Service dogs are known for their incredible ability to stay focused with incredible self control. In an effort to advocate for my children and bring them the highest quality of life, I’ve answered my eldest son’s request to have a service dog. In my research, I encountered lots of costs regarding the aquisition of such a high caliber canine. It can cost anywhere up to $20,000. This is equal to the purchase of a car. I don’t intend to ride these canines. There must be another way because many programs suggest that the dog be purchased from another state or in another city, where one would have to train then bring the dog home. How does the application of the training work in your home environment if there is a need for different kind of training? Is it possible too, that training might be done closer to home? It occurred to me the sheriff department works with training dogs for service. Perhaps I could search there.

I was in the church thrift store, when my path crossed a service dog trainer. She relocated to help her dad because her mom passed on. She trains privately and has many years of experience. She told me that often the dog will choose you.

God works in strange ways at times, or, rather, God’s way is not man’s way. Becoming owners of two intelligent and energetic puppies was not what I thought was supposed to happen; however, each day has proven to be more and more his way. People are changing. Just the presence of the puppies and how they “naturally” read the needs of those around them shows me their paths were meant to cross ours. The “Furry Godmother”, as she calls herself, was part of God’s way to bring Angel and Daisy to us. Her teachings help to build my confidence in an area that is new to me. This journey I take will bring goodness and confidence to my children. They need the attention only a pup can give, especially after the trauma of our Angel’s accident. This four-legged Angel arrives to help heal. This Daisy comes to calm with her ability to monitor us, watching, making sure we’re together. Thank you Furry Godmother. You are God’s tool toward healing through His angels and daisies.

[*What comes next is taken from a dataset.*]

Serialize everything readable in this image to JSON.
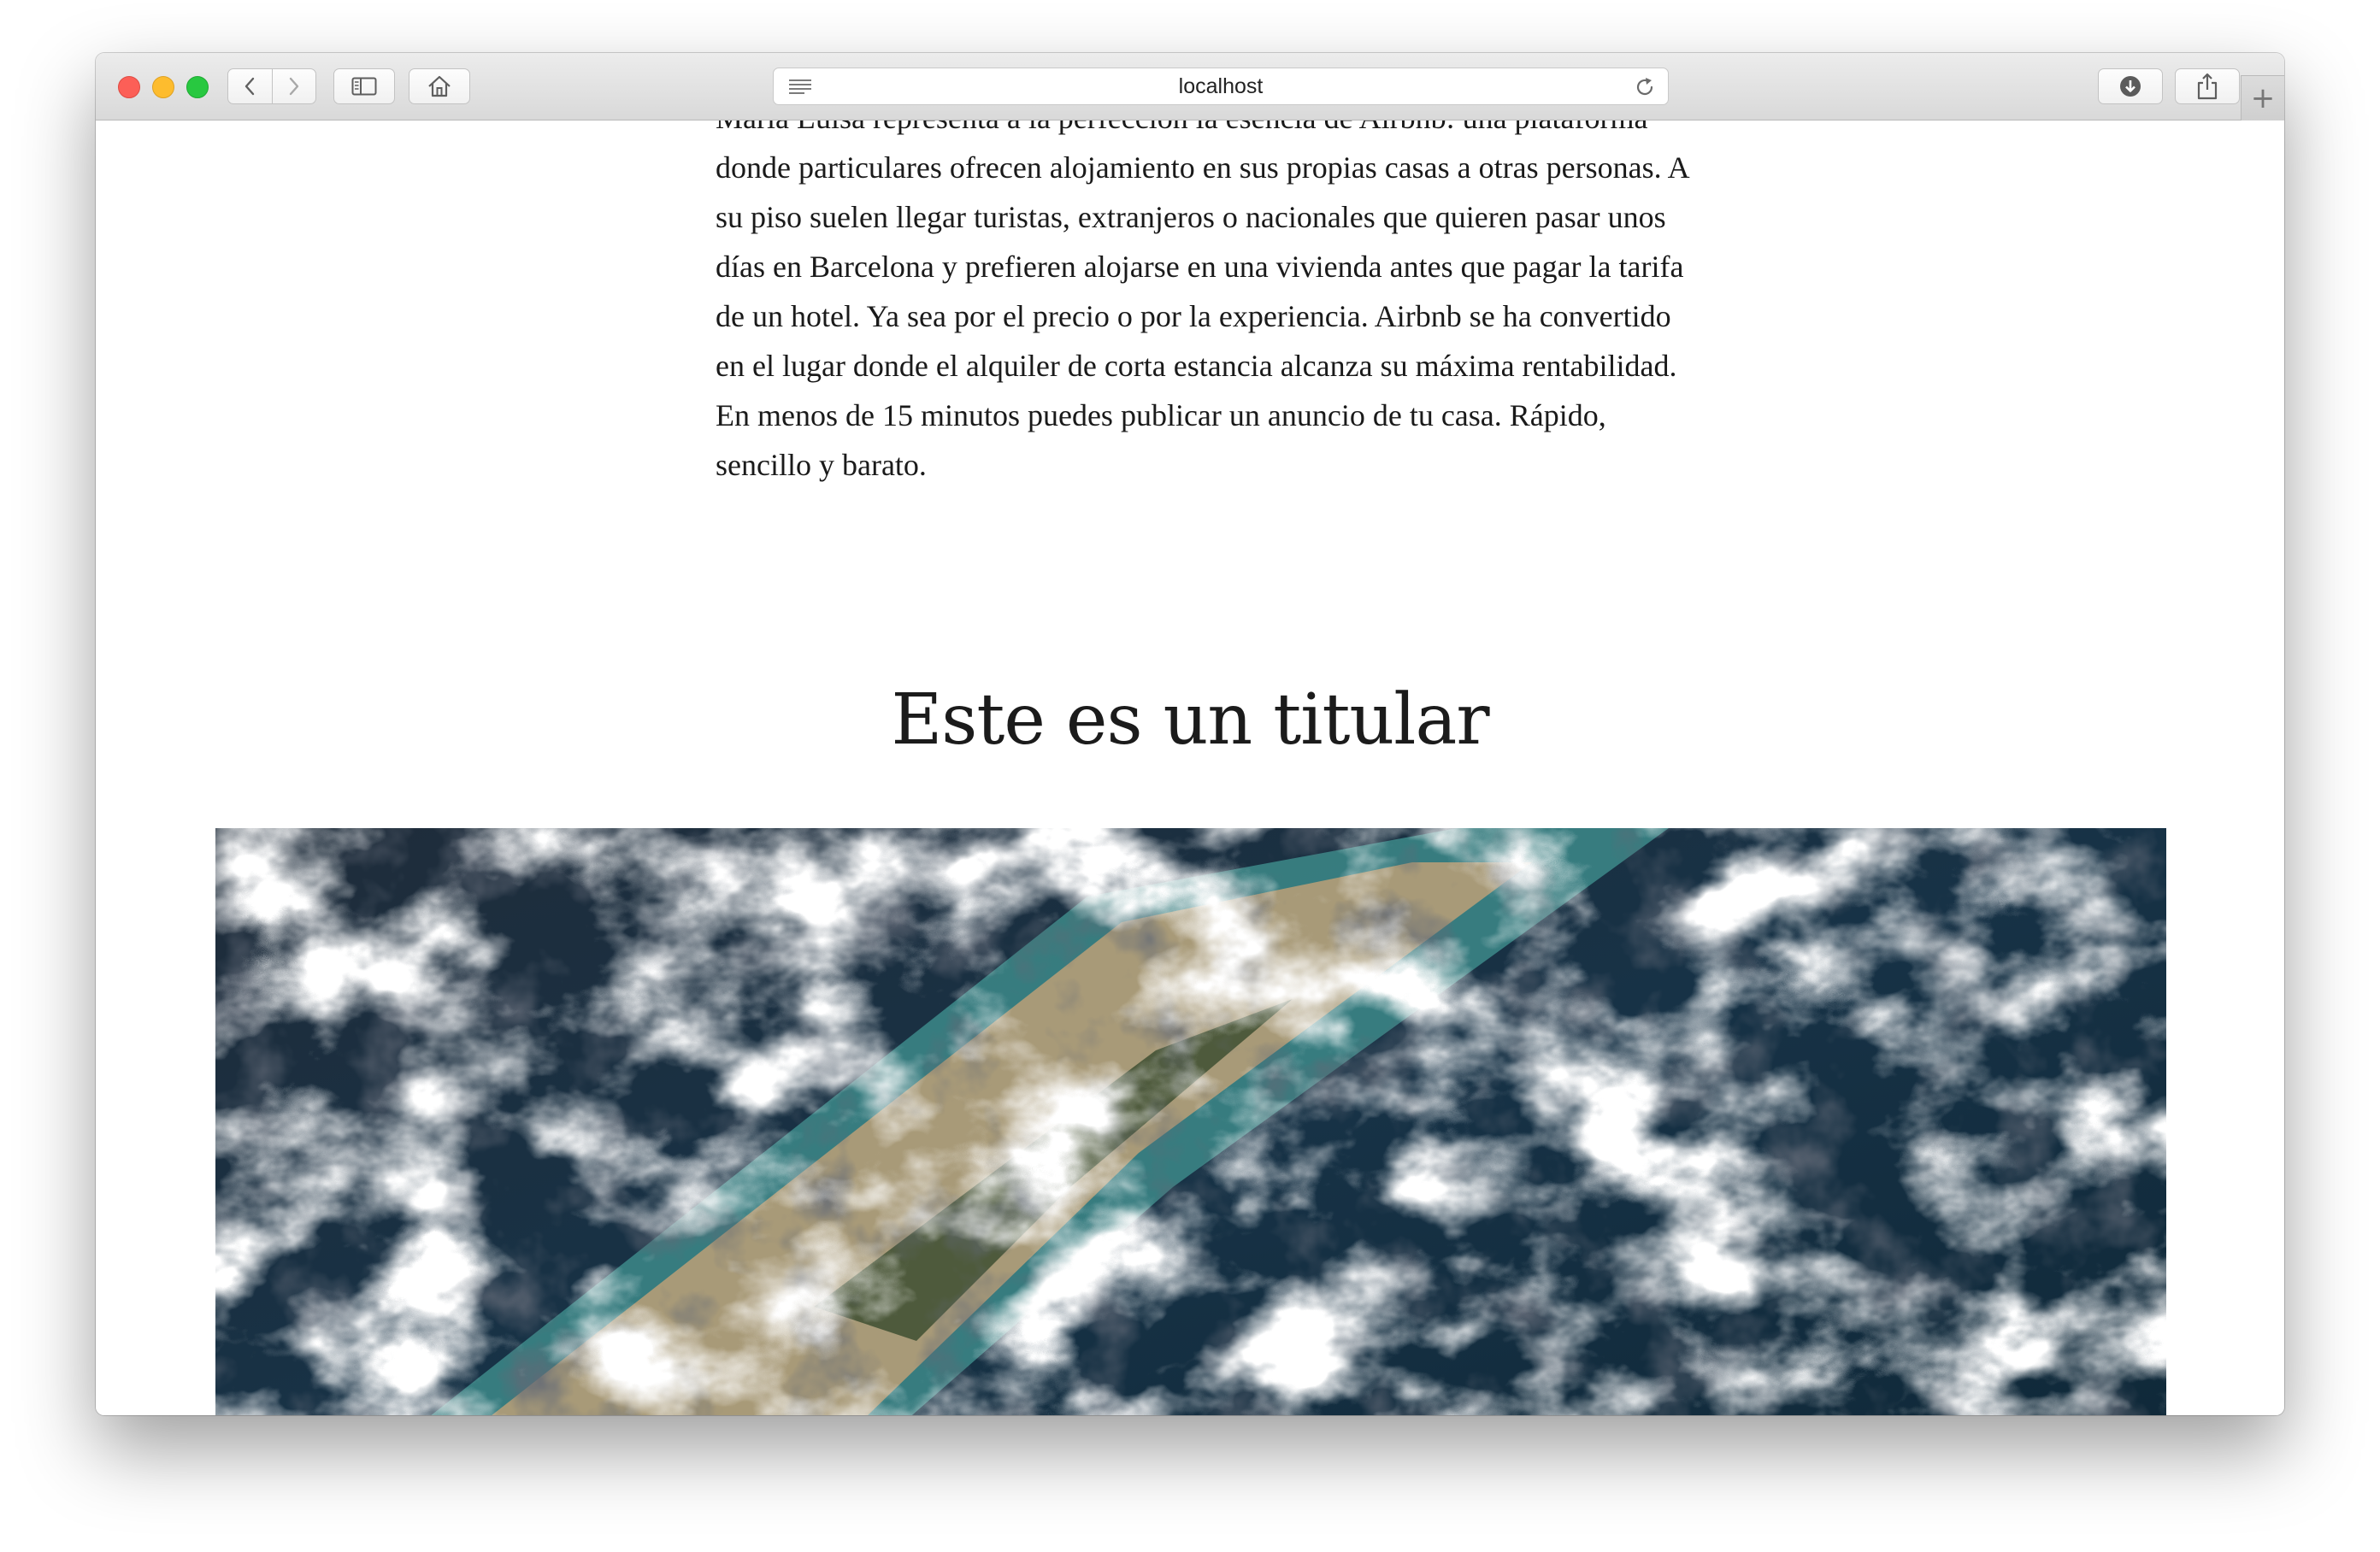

Sitting with my 8 year old disabled son on my lap as I listen to the solo performance of Breath of Heaven, I feel the tears fighting their way to the surface. I hold my son because the seizures seem to avoid him if he feels comfort from an embrace of love. The soloist’s voice carries my tears closer to the surface as I identify with the pain, struggle and loneliness of being a caregiver. I adjusted his shirt, his position, searching to slow my breath and keep the tears back.

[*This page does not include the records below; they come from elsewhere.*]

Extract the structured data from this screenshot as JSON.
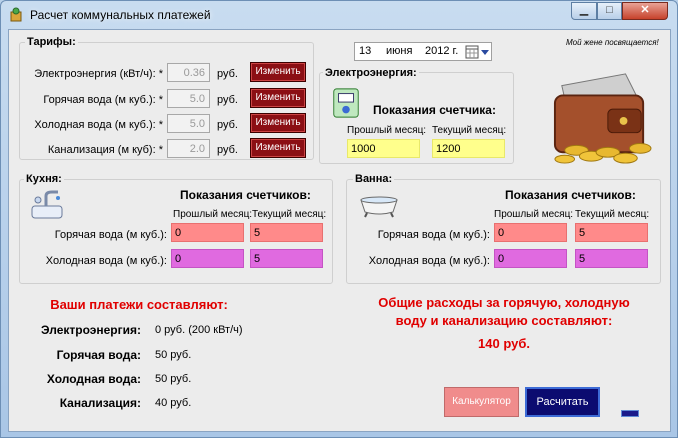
{
  "window": {
    "title": "Расчет коммунальных платежей",
    "min_glyph": "▁",
    "max_glyph": "□",
    "close_glyph": "✕"
  },
  "slogan": "Мой жене посвящается!",
  "date": {
    "day": "13",
    "month": "июня",
    "year": "2012 г."
  },
  "tariffs": {
    "legend": "Тарифы:",
    "unit": "руб.",
    "button_label": "Изменить",
    "rows": [
      {
        "label": "Электроэнергия (кВт/ч): *",
        "value": "0.36"
      },
      {
        "label": "Горячая вода (м куб.): *",
        "value": "5.0"
      },
      {
        "label": "Холодная вода (м куб.): *",
        "value": "5.0"
      },
      {
        "label": "Канализация (м куб): *",
        "value": "2.0"
      }
    ]
  },
  "electricity": {
    "legend": "Электроэнергия:",
    "heading": "Показания счетчика:",
    "prev_label": "Прошлый месяц:",
    "curr_label": "Текущий месяц:",
    "prev_value": "1000",
    "curr_value": "1200"
  },
  "kitchen": {
    "legend": "Кухня:",
    "heading": "Показания счетчиков:",
    "prev_label": "Прошлый месяц:",
    "curr_label": "Текущий месяц:",
    "rows": [
      {
        "label": "Горячая вода (м куб.):",
        "prev": "0",
        "curr": "5"
      },
      {
        "label": "Холодная вода (м куб.):",
        "prev": "0",
        "curr": "5"
      }
    ]
  },
  "bath": {
    "legend": "Ванна:",
    "heading": "Показания счетчиков:",
    "prev_label": "Прошлый месяц:",
    "curr_label": "Текущий месяц:",
    "rows": [
      {
        "label": "Горячая вода (м куб.):",
        "prev": "0",
        "curr": "5"
      },
      {
        "label": "Холодная вода (м куб.):",
        "prev": "0",
        "curr": "5"
      }
    ]
  },
  "payments": {
    "title": "Ваши платежи составляют:",
    "rows": [
      {
        "label": "Электроэнергия:",
        "value": "0 руб. (200 кВт/ч)"
      },
      {
        "label": "Горячая вода:",
        "value": "50 руб."
      },
      {
        "label": "Холодная вода:",
        "value": "50 руб."
      },
      {
        "label": "Канализация:",
        "value": "40 руб."
      }
    ]
  },
  "total": {
    "line1": "Общие расходы за горячую, холодную",
    "line2": "воду и канализацию составляют:",
    "value": "140 руб."
  },
  "buttons": {
    "calculator": "Калькулятор",
    "calculate": "Расчитать"
  },
  "colors": {
    "input_yellow": "#ffff8c",
    "input_pink": "#ff8a8a",
    "input_violet": "#e06ae0",
    "tariff_button": "#8b0f14",
    "calculate_button": "#0b0b70",
    "calculator_button": "#f08c8c",
    "highlight_red": "#e00000"
  },
  "icons": [
    "app-icon",
    "wallet-coins-icon",
    "electric-meter-icon",
    "kitchen-faucet-icon",
    "bathtub-icon",
    "calendar-dropdown-icon"
  ]
}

As she sang, “I have traveled many moonless nights with a babe inside, and I wonder what I’ve done.” The truth broke through my wall of protection.”You’ve chosen me now, to carry (my son). Iam waiting, in a silent prayer, I am frightened by the load I bear. In a world as cold as stone. Must I walk this path alone? Be with me now. Be with me now.Breath of heaven hold me together.Be forever near me….” My tears rushed and broke my walls. I struggled to keep them under control.The words from the soloist’s song were so true. My role in caring for my son gives me the knowledge to know the nativity story at the most personal level.

I sat in the third row, clearly seen by the pastor, yet trying to hide my tears. The journey is so long, ardorous and without rest. My son’s full rehabilitation still not within sight. “Breath of heaven, lighten my darkness, pour over me your holiness. Breath of heaven”.

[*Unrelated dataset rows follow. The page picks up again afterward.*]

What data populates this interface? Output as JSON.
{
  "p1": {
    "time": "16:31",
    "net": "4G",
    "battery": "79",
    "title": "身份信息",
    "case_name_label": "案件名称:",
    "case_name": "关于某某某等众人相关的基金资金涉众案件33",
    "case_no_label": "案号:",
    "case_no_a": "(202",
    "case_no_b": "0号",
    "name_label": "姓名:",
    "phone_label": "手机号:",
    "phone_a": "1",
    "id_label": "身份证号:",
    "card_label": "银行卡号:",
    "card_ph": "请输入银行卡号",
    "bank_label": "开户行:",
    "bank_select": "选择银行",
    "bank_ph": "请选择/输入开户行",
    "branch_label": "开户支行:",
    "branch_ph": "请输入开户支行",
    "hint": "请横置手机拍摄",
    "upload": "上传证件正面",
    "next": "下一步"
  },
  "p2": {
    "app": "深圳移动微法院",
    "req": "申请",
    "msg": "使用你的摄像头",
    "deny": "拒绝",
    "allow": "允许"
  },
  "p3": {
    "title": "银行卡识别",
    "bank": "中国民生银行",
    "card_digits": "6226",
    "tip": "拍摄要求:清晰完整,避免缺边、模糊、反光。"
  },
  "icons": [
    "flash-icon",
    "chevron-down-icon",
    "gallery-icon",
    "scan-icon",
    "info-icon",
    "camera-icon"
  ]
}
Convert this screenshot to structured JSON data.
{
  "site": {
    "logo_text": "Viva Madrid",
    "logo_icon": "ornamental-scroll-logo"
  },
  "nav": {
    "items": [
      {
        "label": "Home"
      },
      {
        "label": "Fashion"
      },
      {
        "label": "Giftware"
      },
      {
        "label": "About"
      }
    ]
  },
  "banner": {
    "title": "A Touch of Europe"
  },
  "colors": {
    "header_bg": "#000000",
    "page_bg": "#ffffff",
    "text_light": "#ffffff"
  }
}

I continued to listen to the words and know them as my own; “Do you wonder as you watch my face, if a wiser one should have had my place? But I offer all I am for the mercy of your plan. Help me be strong, help me be, help me.” I couldn’t slow the tears because it was all true. The pain, the wonder of my angel’s miracle is real too. He’s almost walking by himself. He wr

My middle son turned to me, seeing the tears and asked me what was wrong. I replied, “I have a headache.” He hugged me. My mood lifted. The soloist sang, “Breath of heaven, hold me together, be forever near me, breath of heaven”. My encouragement taken from the words of a song and my son’s embrace, I stopped the tears.

Not knowing a fellow parishener was watching, she came over to say, “You’re  the best mother, I’ve ever seen. You care for him so well.”